Sometimes when you are searching for something, you find what you were looking for but it still surprises you. Such as Oracle’s Social Media Participation Policy.
What makes this particularly diagnostic of participation is that it is an internal policy (though posted publicly!) for a classical bureaucratic entity which attempts to govern participation in supposedly non-bureacratic non-organizations (social media) and therefore has to work out the contradictions of being a non-employee of (perhaps many) organized publics.
So for instance, the policy covers basically any mention of Oracle by an employee in any media either at work or at home. Oracle asserts its right to control its employees: Oracle employees are still expected to be loyal members of the “team”–and especially brand representatives of the organization. (Oracle as enlightened Despot?)
Even if your social media activities take place completely outside of work, as your personal activities should, what you say can have an influence on your ability to conduct your job responsibilities, your teammates’ abilities to do their jobs, and Oracle’s business interests.
Most of it is reasonable: don’t publish Oracle’s confidential information. Some of it is weird: “you may not publish (nor should you possess) our competitors’ proprietary or confidential information.” Huh?
Some of it is ironic, maybe? Don’t publish information about mergers and acquisitions.
Some of it is liability: don’t speak for Oracle, place a disclaimer on your personal blog, etc. etc.
Some of it is probably barely legal, or at least challengeable:
Don’t Post Anonymously

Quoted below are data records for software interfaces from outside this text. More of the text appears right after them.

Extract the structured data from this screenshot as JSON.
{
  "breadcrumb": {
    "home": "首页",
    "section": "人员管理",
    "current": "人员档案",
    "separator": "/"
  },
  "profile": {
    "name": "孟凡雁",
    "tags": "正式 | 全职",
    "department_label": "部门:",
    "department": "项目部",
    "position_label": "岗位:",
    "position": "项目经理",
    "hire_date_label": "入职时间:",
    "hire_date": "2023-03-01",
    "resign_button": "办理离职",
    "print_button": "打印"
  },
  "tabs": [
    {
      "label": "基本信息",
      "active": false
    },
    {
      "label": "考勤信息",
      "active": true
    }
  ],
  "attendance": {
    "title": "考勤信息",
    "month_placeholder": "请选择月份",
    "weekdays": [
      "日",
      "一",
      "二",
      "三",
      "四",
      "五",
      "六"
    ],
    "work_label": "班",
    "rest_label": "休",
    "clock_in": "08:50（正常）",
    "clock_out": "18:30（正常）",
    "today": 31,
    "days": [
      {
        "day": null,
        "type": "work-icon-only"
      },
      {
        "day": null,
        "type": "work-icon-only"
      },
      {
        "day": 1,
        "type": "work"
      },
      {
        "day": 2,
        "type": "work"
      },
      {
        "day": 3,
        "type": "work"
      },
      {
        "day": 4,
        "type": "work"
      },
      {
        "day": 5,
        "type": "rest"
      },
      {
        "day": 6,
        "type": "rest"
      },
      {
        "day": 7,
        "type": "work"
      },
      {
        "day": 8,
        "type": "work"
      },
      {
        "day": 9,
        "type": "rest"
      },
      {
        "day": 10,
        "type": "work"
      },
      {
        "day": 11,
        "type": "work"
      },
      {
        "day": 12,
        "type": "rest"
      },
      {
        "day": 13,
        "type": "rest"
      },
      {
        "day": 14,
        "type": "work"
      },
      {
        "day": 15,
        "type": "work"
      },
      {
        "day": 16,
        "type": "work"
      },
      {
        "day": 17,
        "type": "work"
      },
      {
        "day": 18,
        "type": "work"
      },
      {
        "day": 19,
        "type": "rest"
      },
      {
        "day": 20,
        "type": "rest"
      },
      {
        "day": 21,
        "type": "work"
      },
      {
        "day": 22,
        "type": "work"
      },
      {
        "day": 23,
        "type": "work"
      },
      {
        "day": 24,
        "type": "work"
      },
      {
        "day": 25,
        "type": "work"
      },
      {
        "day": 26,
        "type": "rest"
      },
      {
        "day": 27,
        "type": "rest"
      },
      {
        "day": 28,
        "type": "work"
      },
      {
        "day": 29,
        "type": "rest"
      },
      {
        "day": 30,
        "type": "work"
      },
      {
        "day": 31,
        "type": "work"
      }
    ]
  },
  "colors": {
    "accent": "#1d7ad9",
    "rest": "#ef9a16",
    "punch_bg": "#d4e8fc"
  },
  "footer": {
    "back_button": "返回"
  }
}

While you are not an official spokesperson, your status as an Oracle employee may still be relevant to the subject matter. You should identify yourself as an employee if failing to do so could be misleading to readers or viewers. Employees should not engage in covert advocacy for Oracle. Whenever you are blogging about Oracle-related topics or providing feedback relevant to Oracle to other blogs or forums, identify yourself as an Oracle employee.
Generally it makes me think that looking more closely at labor law should give us some insight into how new participatory schemes are being structured–to preserve the category of “employee”? To protect the “private” rights of employees? To control message and brand? Etc. Someone should get to work on this…